What a fool I am. I got up on Monday morning to make a start on the service, opened the worship group book and there it was. We had decided to sing the hymn weeks ago, as the opener to the “Mothering Sunday” service. This is why it was on my mind and the words and tune were in my head. Just another beautiful example of synchronicity.

I love the opening verse and it is appropriate for “Mothering Sunday”

“Now Thank We All Our God,
With heart, and hands, and voices,
Who wondrous things hath done,
In whom the world rejoices;
Who from our mothers’ arms
Hath blessed us on our way
With countless gifts of love,
And still is ours today.”

So what is motherhood, well it certainly isn’t gender exclusive. It is something we all do and it something that a true spiritual community must be involved in. Remember that one aspect of the original meaning of “Mothering Sunday” was a return to the mother church.

To mother is to serve others. Certainly I see this when I think of the example of my mother and others who have mothered me; when I think of the deep love that they have shown in their actions.

Mothering is about a commitment to love. Not in some soft and mushy way, no it’s about giving of yourself for others. We all mother when we cultivate relationships, spiritually intimate ones, with each other; mothering is something we do when we give ourselves fully to life, to nurture the world outside of our own bodies. Good mothering is also about encouraging others to care for one another too, in deed and word. This to me is the primary purpose of spiritual communities like the ones I serve, for me a spiritual community is a breeding grounds for compassionate living. In my eyes religious communities are the birth places of compassion, the Unitarian communities I have been a part of have certainly helped to nurture that aspect of me.

I believe that we are all called to the sacred work of mothering; mothering that teaches us that real love is part and parcel of that mysterious life force that strengthens us in life’s vicissitudes, that brings us to wholeness both within ourselves and others and enables us to find the courage deep within to be dedicated in thought, word and deed to whatever our task may be.

Mothering Sunday reminds us that we are not here purely for ourselves; it reminds us that we are here to care for and to nurture one another. We are here to bring that invisible force, the love that I know as God, into life through our own human hearts and in our thoughts, words and deeds.

"Prayer for All Who Mother" By Victoria Weinsten

We reflect in thanksgiving this day for all those whose lives have nurtured ours.

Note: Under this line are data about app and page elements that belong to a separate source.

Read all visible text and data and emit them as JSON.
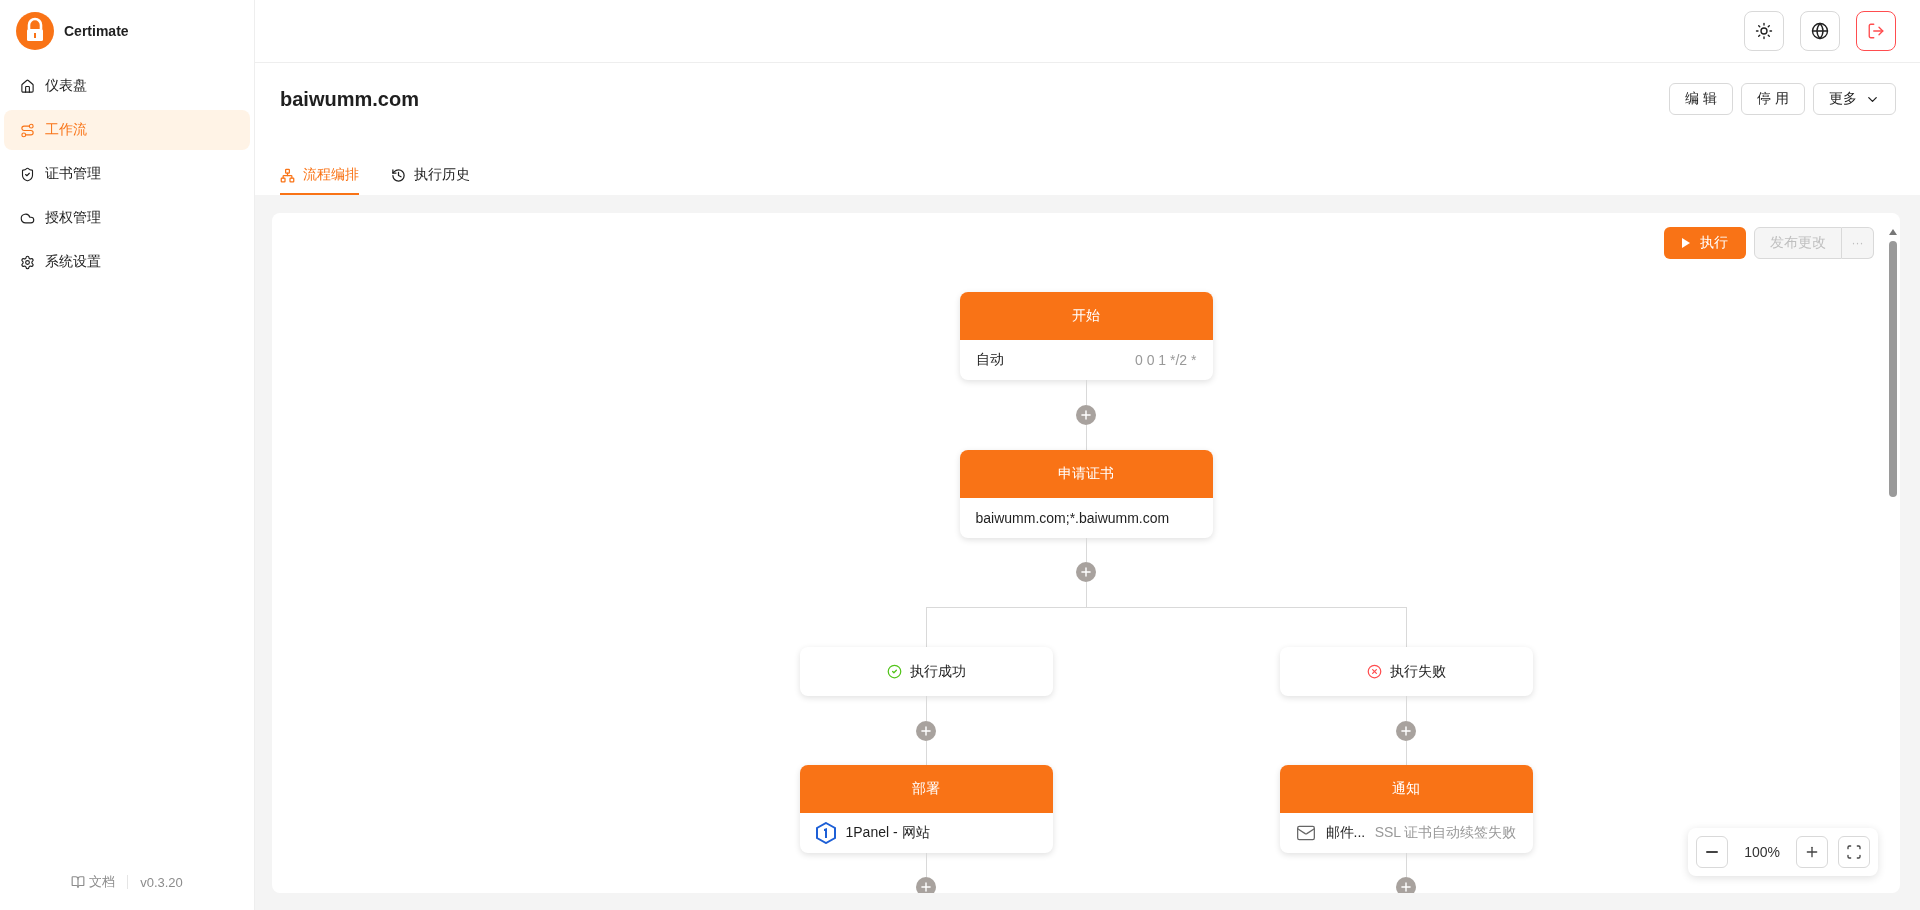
{
  "app": {
    "name": "Certimate"
  },
  "sidebar": {
    "items": [
      {
        "label": "仪表盘",
        "selected": false
      },
      {
        "label": "工作流",
        "selected": true
      },
      {
        "label": "证书管理",
        "selected": false
      },
      {
        "label": "授权管理",
        "selected": false
      },
      {
        "label": "系统设置",
        "selected": false
      }
    ],
    "footer": {
      "docs": "文档",
      "version": "v0.3.20"
    }
  },
  "workflow": {
    "title": "baiwumm.com",
    "actions": [
      "编 辑",
      "停 用",
      "更多"
    ]
  },
  "tabs": [
    {
      "label": "流程编排",
      "selected": true
    },
    {
      "label": "执行历史",
      "selected": false
    }
  ],
  "toolbar": {
    "run": "执行",
    "publish": {
      "label": "发布更改",
      "disabled": true
    },
    "more": "···"
  },
  "flow": {
    "start": {
      "title": "开始",
      "mode": "自动",
      "cron": "0 0 1 */2 *"
    },
    "apply": {
      "title": "申请证书",
      "domains": "baiwumm.com;*.baiwumm.com"
    },
    "branches": [
      {
        "kind": "success",
        "label": "执行成功",
        "action": {
          "kind": "deploy",
          "title": "部署",
          "provider": "1Panel - 网站"
        }
      },
      {
        "kind": "failure",
        "label": "执行失败",
        "action": {
          "kind": "notify",
          "title": "通知",
          "channel": "邮件...",
          "message": "SSL 证书自动续签失败"
        }
      }
    ]
  },
  "zoom": {
    "value": "100%"
  }
}
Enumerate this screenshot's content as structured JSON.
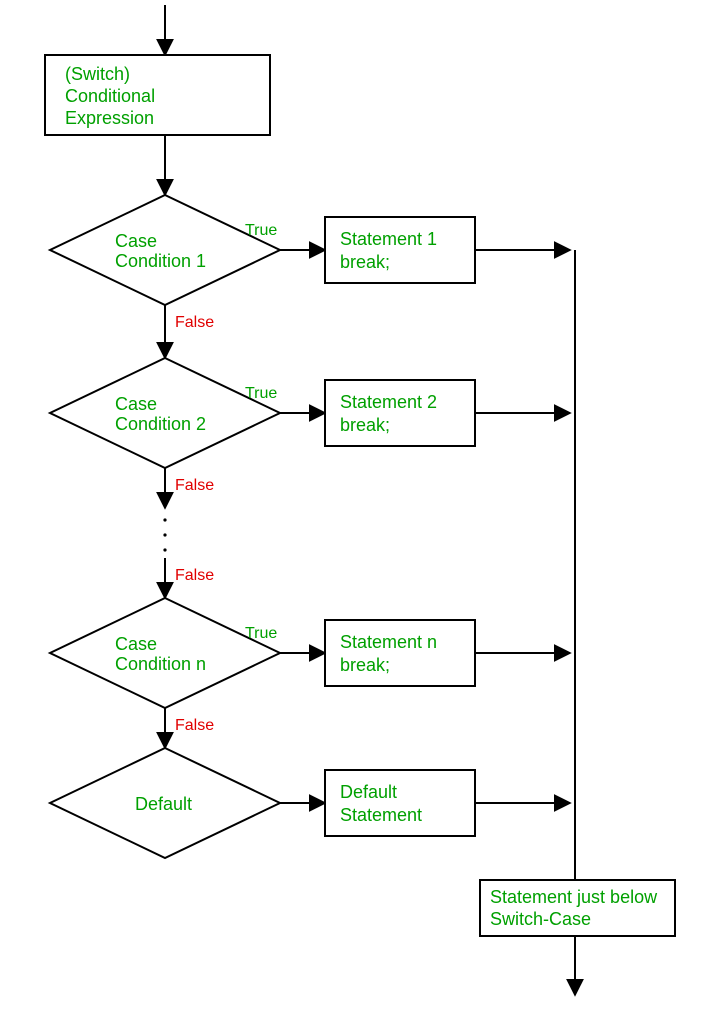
{
  "start": {
    "line1": "(Switch)",
    "line2": "Conditional",
    "line3": "Expression"
  },
  "cases": [
    {
      "cond1": "Case",
      "cond2": "Condition 1",
      "stmt1": "Statement 1",
      "stmt2": "break;"
    },
    {
      "cond1": "Case",
      "cond2": "Condition 2",
      "stmt1": "Statement 2",
      "stmt2": "break;"
    },
    {
      "cond1": "Case",
      "cond2": "Condition n",
      "stmt1": "Statement n",
      "stmt2": "break;"
    }
  ],
  "default": {
    "cond": "Default",
    "stmt1": "Default",
    "stmt2": "Statement"
  },
  "exit": {
    "line1": "Statement just below",
    "line2": "Switch-Case"
  },
  "labels": {
    "true": "True",
    "false": "False"
  }
}
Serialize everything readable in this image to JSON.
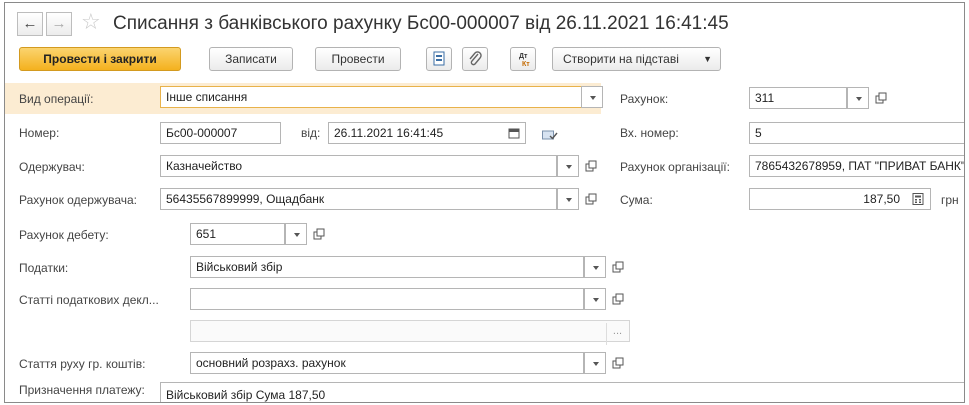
{
  "window": {
    "title": "Списання з банківського рахунку Бс00-000007 від 26.11.2021 16:41:45"
  },
  "toolbar": {
    "post_close_label": "Провести і закрити",
    "save_label": "Записати",
    "post_label": "Провести",
    "create_based_label": "Створити на підставі"
  },
  "form": {
    "operation_type": {
      "label": "Вид операції:",
      "value": "Інше списання"
    },
    "number": {
      "label": "Номер:",
      "value": "Бс00-000007"
    },
    "date": {
      "label": "від:",
      "value": "26.11.2021 16:41:45"
    },
    "recipient": {
      "label": "Одержувач:",
      "value": "Казначейство"
    },
    "recipient_account": {
      "label": "Рахунок одержувача:",
      "value": "56435567899999, Ощадбанк"
    },
    "debit_account": {
      "label": "Рахунок дебету:",
      "value": "651"
    },
    "taxes": {
      "label": "Податки:",
      "value": "Військовий збір"
    },
    "tax_decl_articles": {
      "label": "Статті податкових декл...",
      "value": ""
    },
    "cash_flow_article": {
      "label": "Стаття руху гр. коштів:",
      "value": "основний розрахз. рахунок"
    },
    "purpose": {
      "label": "Призначення платежу:",
      "value": "Військовий збір Сума 187,50"
    },
    "account": {
      "label": "Рахунок:",
      "value": "311"
    },
    "incoming_number": {
      "label": "Вх. номер:",
      "value": "5"
    },
    "org_account": {
      "label": "Рахунок організації:",
      "value": "7865432678959, ПАТ \"ПРИВАТ БАНК\""
    },
    "amount": {
      "label": "Сума:",
      "value": "187,50",
      "currency": "грн"
    },
    "ellipsis": "..."
  },
  "icons": {
    "back": "arrow-left-icon",
    "forward": "arrow-right-icon",
    "favorite": "star-icon",
    "structure": "document-structure-icon",
    "attach": "paperclip-icon",
    "dt_kt": "dt-kt-icon",
    "calendar": "calendar-icon",
    "calculator": "calculator-icon"
  },
  "colors": {
    "primary_button": "#f4b11e",
    "highlight_row": "#fcecd2"
  }
}
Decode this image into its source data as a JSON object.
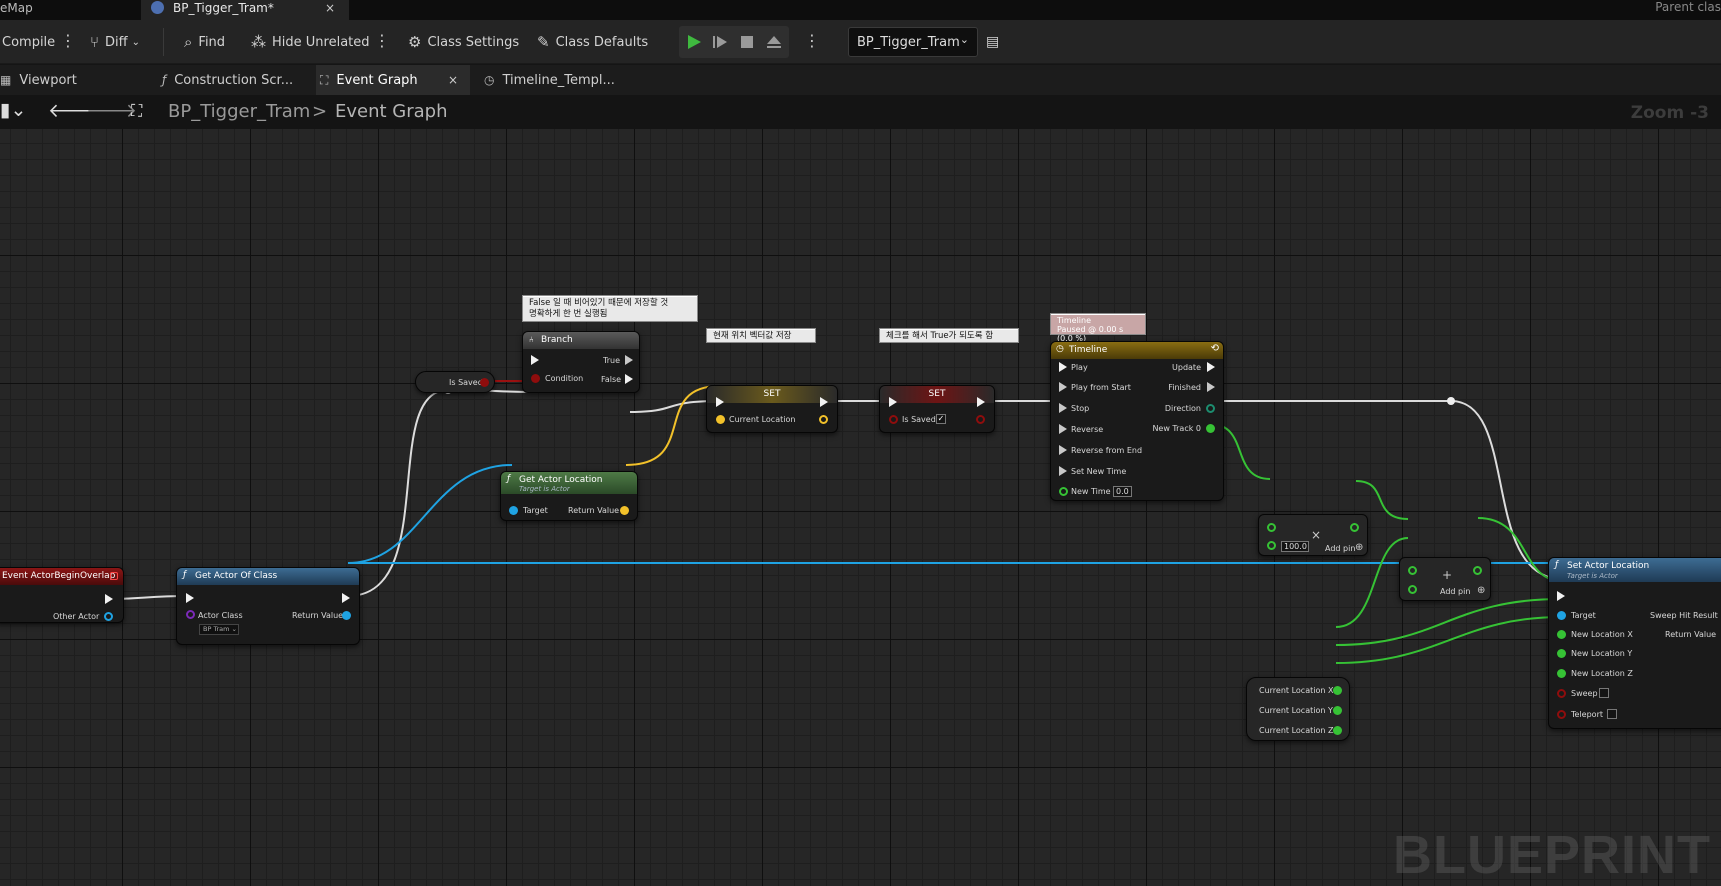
{
  "tabs": {
    "map_tab_label": "eMap",
    "blueprint_tab_label": "BP_Tigger_Tram*",
    "close_glyph": "×",
    "parent_class_label": "Parent clas"
  },
  "toolbar": {
    "compile_label": "Compile",
    "diff_label": "Diff",
    "find_label": "Find",
    "hide_unrelated_label": "Hide Unrelated",
    "class_settings_label": "Class Settings",
    "class_defaults_label": "Class Defaults",
    "debug_object": "BP_Tigger_Tram",
    "play_color": "#3fb93f"
  },
  "graph_tabs": {
    "viewport": "Viewport",
    "construction": "Construction Scr...",
    "event_graph": "Event Graph",
    "timeline": "Timeline_Templ..."
  },
  "breadcrumb": {
    "blueprint": "BP_Tigger_Tram",
    "separator": ">",
    "graph": "Event Graph",
    "zoom": "Zoom -3"
  },
  "comments": {
    "branch": [
      "False 일 때 비어있기 때문에 저장할 것",
      "명확하게 한 번 실행됨"
    ],
    "set_location": "현재 위치 벡터값 저장",
    "set_saved": "체크를 해서 True가 되도록 함",
    "timeline": [
      "Timeline",
      "Paused @ 0.00 s (0.0 %)"
    ]
  },
  "nodes": {
    "event": {
      "title": "Event ActorBeginOverlap",
      "pin_other_actor": "Other Actor"
    },
    "get_actor_of_class": {
      "title": "Get Actor Of Class",
      "pin_actor_class": "Actor Class",
      "actor_class_value": "BP Tram",
      "pin_return": "Return Value"
    },
    "is_saved_get": {
      "label": "Is Saved"
    },
    "branch": {
      "title": "Branch",
      "pin_true": "True",
      "pin_false": "False",
      "pin_condition": "Condition"
    },
    "get_actor_location": {
      "title": "Get Actor Location",
      "subtitle": "Target is Actor",
      "pin_target": "Target",
      "pin_return": "Return Value"
    },
    "set_location": {
      "title": "SET",
      "pin_current_location": "Current Location"
    },
    "set_saved": {
      "title": "SET",
      "pin_is_saved": "Is Saved",
      "checked_glyph": "✓"
    },
    "timeline": {
      "title": "Timeline",
      "inputs": [
        "Play",
        "Play from Start",
        "Stop",
        "Reverse",
        "Reverse from End",
        "Set New Time",
        "New Time"
      ],
      "outputs": [
        "Update",
        "Finished",
        "Direction",
        "New Track 0"
      ],
      "new_time_value": "0.0"
    },
    "multiply": {
      "value": "100.0",
      "add_pin": "Add pin",
      "operator": "×"
    },
    "add": {
      "add_pin": "Add pin",
      "operator": "+"
    },
    "current_location_vars": {
      "x": "Current Location X",
      "y": "Current Location Y",
      "z": "Current Location Z"
    },
    "set_actor_location": {
      "title": "Set Actor Location",
      "subtitle": "Target is Actor",
      "inputs": [
        "Target",
        "New Location X",
        "New Location Y",
        "New Location Z",
        "Sweep",
        "Teleport"
      ],
      "outputs": [
        "Sweep Hit Result",
        "Return Value"
      ]
    }
  },
  "watermark": "BLUEPRINT",
  "colors": {
    "exec": "#f0f0f0",
    "object_pin": "#1fa3e3",
    "bool_pin": "#8f0d0d",
    "vector_pin": "#f2c12a",
    "float_pin": "#36c235",
    "function_header": "#31597a",
    "event_header": "#7a1010",
    "pure_header": "#3d6b3a",
    "timeline_header": "#8a6d12"
  }
}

The life-giving ones
Who heal with their presence
Who listen in sympathy
Who give wise advice ... but only when asked for it.
We are grateful for all those who have mothered us
Who have held us gently in times of sorrow
Who celebrated with us our triumphs -- no matter how small
Who noticed when we changed and grew,
who praised us for taking risks
who took genuine pride in our success,
and who expressed genuine compassion when we did not succeed.
On this day that honours Mothers
let us honour all mothers
men and women alike
who from somewhere in their being
have freely and wholeheartedly given life, and sustenance, and vision to us.
Dear God, Mother-Father of us all,
grant us life-giving ways
strength for birthing,
and a nurturing spirit
that we may take attentive care of our world,
our communities, and those precious beings
entrusted to us by biology, or by destiny, or by friendship, fellowship or fate.
Give us the heart of a mother today.